“By working in partnership, we can achieve so much more and ensure the mountain gets back to full health as soon as possible for the plants, animals and insects that live there, but also for the many people who love, care for and visit this special place. Next month we plan to introduce cattle to graze the areas of dominant purple moor grass and increase the diversity of the sward and in turn, reduce the fire risk.”

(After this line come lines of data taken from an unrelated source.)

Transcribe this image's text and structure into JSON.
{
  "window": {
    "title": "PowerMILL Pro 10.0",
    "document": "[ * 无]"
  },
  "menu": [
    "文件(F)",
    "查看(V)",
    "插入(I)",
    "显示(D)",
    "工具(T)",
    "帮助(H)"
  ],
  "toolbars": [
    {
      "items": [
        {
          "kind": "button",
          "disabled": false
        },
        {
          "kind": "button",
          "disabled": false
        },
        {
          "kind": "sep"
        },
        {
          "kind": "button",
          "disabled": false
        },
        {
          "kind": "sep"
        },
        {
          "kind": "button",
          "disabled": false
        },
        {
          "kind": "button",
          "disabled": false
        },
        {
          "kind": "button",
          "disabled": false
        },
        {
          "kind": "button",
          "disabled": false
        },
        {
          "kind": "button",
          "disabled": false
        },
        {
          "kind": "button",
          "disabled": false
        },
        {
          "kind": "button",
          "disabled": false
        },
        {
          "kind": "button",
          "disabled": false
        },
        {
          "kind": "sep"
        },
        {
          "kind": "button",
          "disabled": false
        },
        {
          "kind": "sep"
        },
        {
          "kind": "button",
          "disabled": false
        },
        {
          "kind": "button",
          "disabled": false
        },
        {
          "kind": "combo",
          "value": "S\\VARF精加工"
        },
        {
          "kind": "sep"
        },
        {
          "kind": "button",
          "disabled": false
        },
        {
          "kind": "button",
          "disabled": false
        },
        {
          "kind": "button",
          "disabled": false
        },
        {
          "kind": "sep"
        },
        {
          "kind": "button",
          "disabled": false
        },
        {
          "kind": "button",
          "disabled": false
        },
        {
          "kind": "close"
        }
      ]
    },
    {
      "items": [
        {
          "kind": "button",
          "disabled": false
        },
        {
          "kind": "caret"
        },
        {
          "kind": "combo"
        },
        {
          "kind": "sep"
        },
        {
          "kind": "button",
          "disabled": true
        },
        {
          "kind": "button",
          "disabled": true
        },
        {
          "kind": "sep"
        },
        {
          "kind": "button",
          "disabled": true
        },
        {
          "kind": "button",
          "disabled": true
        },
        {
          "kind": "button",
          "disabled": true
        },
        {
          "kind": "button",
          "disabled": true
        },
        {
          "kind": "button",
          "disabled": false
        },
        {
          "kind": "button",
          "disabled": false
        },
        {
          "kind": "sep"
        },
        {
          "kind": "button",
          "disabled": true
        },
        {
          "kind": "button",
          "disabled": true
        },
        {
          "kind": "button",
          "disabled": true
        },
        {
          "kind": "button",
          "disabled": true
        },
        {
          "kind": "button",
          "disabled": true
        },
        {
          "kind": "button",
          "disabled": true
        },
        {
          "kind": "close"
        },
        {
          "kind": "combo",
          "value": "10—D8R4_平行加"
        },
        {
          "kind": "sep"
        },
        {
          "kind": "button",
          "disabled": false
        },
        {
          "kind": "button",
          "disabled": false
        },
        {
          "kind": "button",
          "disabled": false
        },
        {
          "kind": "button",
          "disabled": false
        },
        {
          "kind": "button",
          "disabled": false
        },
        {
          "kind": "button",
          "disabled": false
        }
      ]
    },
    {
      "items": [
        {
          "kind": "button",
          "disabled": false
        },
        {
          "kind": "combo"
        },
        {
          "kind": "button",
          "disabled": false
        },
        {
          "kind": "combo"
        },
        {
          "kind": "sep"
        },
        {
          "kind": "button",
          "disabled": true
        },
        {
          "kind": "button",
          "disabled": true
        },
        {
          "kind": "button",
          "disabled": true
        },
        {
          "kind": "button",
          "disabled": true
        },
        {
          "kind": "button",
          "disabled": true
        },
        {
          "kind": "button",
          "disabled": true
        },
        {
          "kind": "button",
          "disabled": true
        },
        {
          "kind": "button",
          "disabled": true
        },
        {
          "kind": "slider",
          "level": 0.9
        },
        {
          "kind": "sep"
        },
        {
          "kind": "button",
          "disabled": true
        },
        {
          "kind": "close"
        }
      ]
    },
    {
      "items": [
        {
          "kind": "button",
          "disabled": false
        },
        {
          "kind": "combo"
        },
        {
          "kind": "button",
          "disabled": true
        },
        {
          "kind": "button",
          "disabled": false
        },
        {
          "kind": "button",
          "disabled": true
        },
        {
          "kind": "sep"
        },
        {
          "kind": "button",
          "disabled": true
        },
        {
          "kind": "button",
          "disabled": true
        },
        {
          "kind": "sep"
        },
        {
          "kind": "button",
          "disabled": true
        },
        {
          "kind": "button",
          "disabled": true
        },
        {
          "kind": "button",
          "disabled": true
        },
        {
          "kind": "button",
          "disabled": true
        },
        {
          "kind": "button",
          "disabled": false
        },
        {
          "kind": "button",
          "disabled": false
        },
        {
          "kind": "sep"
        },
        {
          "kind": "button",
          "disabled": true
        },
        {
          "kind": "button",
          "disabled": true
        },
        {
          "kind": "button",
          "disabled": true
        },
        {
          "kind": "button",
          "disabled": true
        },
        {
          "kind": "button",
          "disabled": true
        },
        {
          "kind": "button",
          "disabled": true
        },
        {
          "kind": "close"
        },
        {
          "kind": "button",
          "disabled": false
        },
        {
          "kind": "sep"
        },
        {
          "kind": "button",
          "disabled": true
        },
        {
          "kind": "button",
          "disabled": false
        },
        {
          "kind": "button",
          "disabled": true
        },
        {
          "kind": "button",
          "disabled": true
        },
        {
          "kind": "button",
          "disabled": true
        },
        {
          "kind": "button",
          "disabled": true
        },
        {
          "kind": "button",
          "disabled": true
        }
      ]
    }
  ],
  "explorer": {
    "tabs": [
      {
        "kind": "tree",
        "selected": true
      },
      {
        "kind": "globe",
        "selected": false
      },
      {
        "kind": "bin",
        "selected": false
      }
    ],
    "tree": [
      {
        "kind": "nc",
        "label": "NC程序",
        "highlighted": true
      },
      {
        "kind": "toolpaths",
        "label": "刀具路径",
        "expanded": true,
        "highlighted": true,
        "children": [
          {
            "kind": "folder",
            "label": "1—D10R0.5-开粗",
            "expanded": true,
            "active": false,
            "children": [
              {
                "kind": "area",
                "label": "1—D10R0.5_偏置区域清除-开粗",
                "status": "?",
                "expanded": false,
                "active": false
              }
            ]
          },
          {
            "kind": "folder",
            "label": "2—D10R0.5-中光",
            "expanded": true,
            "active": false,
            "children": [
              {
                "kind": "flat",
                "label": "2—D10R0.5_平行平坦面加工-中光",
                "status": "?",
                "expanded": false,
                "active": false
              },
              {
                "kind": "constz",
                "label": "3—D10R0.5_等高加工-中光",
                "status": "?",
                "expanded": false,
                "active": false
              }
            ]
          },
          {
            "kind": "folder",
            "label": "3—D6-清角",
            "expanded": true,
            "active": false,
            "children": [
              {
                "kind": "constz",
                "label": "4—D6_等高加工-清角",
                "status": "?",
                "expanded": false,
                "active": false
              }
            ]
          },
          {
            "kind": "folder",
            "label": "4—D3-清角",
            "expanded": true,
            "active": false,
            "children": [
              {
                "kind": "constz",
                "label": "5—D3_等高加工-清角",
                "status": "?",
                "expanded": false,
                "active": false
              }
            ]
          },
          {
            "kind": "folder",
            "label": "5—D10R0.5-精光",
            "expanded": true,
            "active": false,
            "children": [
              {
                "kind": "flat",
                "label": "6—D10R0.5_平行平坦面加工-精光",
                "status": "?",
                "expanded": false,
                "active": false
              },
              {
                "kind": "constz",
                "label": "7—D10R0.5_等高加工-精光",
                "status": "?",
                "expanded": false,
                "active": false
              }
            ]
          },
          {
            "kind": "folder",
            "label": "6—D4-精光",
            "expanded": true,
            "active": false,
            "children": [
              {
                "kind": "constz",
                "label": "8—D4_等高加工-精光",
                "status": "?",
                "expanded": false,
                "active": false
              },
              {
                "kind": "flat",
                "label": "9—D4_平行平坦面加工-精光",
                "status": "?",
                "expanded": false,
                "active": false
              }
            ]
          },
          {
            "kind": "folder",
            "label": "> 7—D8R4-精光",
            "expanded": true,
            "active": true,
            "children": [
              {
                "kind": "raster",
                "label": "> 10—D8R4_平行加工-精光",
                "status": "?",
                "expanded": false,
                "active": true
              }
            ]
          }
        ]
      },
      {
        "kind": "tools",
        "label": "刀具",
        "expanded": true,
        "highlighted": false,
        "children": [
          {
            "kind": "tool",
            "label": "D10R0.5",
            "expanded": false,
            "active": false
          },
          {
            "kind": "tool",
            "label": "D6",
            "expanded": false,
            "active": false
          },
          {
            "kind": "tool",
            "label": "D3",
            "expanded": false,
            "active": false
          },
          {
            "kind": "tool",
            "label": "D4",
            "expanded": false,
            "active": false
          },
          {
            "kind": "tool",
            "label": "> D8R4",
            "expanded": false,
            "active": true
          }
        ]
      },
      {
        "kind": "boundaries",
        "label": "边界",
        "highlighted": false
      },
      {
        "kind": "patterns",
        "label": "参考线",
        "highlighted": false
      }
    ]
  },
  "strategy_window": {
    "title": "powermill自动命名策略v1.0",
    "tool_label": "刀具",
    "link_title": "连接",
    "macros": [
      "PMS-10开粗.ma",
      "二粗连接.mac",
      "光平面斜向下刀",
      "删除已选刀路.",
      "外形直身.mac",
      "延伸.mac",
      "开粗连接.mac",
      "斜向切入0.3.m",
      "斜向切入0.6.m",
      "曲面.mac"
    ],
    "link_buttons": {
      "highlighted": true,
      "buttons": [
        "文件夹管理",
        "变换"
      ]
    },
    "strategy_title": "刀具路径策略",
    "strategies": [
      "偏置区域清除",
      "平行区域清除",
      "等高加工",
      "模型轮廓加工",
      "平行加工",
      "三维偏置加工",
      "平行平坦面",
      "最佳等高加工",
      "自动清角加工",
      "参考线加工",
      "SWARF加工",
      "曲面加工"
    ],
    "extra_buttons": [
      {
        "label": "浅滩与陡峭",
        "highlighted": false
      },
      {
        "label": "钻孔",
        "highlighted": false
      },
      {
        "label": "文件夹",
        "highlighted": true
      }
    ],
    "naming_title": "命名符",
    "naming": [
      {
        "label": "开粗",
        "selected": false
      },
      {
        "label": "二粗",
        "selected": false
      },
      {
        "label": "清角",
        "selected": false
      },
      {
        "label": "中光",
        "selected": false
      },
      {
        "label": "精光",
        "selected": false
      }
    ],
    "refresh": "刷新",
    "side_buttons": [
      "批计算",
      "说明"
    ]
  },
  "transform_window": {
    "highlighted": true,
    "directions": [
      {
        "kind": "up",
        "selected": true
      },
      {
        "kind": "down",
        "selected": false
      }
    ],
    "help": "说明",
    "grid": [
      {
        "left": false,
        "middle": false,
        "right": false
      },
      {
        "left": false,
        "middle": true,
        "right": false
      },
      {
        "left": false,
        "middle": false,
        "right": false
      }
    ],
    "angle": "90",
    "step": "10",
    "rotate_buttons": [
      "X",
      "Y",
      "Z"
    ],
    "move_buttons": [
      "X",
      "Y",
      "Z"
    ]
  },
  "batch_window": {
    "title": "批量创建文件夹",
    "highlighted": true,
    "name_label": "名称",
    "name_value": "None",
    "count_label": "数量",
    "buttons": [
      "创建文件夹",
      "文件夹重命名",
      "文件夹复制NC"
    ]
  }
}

Martin Carey, chief executive at the Mourne Heritage Trust said: “Mourne Heritage Trust has been encouraged by the engagement and commitment of key landowners and agencies through Forever Mournes. Over recent years MHT has built up our understanding and expertise in approaches to management of the pressures impacting on the high Mournes, not least those emanating from continued high levels of outdoor recreation use with visitor counts at 50% above pre-pandemic levels. This work includes erosion control, heathland and peatland restoration, wildfire mitigation and engagement rangering.
“Partnership work is vital to provide the coordination and resources to magnify these approaches to landscape scale, making them proportionate to the pressures impacting on our prized landscape and the eco-system goods and services it provides in respect of clean water, carbon sequestration and health and well-being. In particular, it is important that there is continuity of resource to take the multi-year approach required to address these important issues. As an organisation dependent on piecemeal grant funding, MHT is heartened by the shared commitment to develop long term approaches. We look forward to building on the unity of purpose that has been evident in Forever Mournes to date.”